Closer is a tense thriller that weaves an interesting narrative from start to finish. Since it is written in first-person POV, we’re along for the ride with Dr. Davidson as he tries to unravel the mystery of his threatening and enigmatic stalker. He’s a sensitive and likable guy, but not without faults. As tension rises, his paranoia and anxiety begin to take their toll. Even a nightly stroll with Max, his beloved basset hound, becomes an exercise in fear.
Maguire does a great job of keeping the reader guessing. As the story progressed, I was pulled into Dr. Davidson’s thoughts. While he checked potential suspects “off the list”, it became harder and harder to determine what was reality, or some sort of paranoid delusion. The added cast of characters including his co-workers and creepy apartment groundskeeper are well fleshed out, and make for a believable mystery for Bryce to weave his way through.
I also need to comment on the accurate use of psychology and healthcare terms.
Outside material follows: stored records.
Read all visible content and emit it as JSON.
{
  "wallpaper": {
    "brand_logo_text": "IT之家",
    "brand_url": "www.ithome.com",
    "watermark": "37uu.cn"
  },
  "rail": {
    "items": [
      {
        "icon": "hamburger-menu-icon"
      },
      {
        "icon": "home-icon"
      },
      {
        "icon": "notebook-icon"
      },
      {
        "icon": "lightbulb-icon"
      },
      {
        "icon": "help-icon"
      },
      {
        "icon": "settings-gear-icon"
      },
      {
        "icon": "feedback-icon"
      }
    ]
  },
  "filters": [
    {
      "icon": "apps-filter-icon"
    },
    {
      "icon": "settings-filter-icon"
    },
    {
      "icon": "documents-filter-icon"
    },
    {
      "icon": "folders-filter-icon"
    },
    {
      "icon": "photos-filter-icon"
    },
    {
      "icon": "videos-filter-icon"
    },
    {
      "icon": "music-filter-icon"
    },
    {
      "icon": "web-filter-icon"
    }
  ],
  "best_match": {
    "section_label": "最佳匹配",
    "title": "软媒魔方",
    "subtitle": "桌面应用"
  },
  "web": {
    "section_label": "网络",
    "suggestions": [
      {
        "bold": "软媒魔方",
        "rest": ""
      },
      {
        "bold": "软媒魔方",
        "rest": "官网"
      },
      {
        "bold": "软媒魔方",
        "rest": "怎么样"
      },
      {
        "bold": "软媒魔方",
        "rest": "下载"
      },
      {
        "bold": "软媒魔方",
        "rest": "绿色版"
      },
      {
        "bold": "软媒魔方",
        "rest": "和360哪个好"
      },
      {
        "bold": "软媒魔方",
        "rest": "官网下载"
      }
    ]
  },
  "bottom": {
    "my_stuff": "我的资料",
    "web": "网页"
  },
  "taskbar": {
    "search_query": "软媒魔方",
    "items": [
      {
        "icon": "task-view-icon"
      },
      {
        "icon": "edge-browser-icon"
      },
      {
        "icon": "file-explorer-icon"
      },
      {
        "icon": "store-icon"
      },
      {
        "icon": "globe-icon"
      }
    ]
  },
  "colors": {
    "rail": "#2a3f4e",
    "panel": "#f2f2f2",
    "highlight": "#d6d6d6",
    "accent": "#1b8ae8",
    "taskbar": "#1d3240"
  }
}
Maguire’s own experience in the field and research really shined through in the prose.
While Closer Than You Think leads to a satisfying conclusion (no spoilers!) I have to say there were a few parts where the story dragged a bit. I also caught a few more grammar and spelling errors than I would have liked, but nothing so egregious that I was pulled out of the story.
Overall I can recommend Closer Than You Think as a strong debut offering, to anyone who enjoys psychological thrillers or the cat-and-mouse tension of a tale involving stalkers.
What I Liked:
- Likable and engaging protagonist.
- Complex, but follow-able, plot
- Good use of tension, paranoia
What I Didn’t Like:
- Story dragged a bit in places
- Book could have used another line-editing pass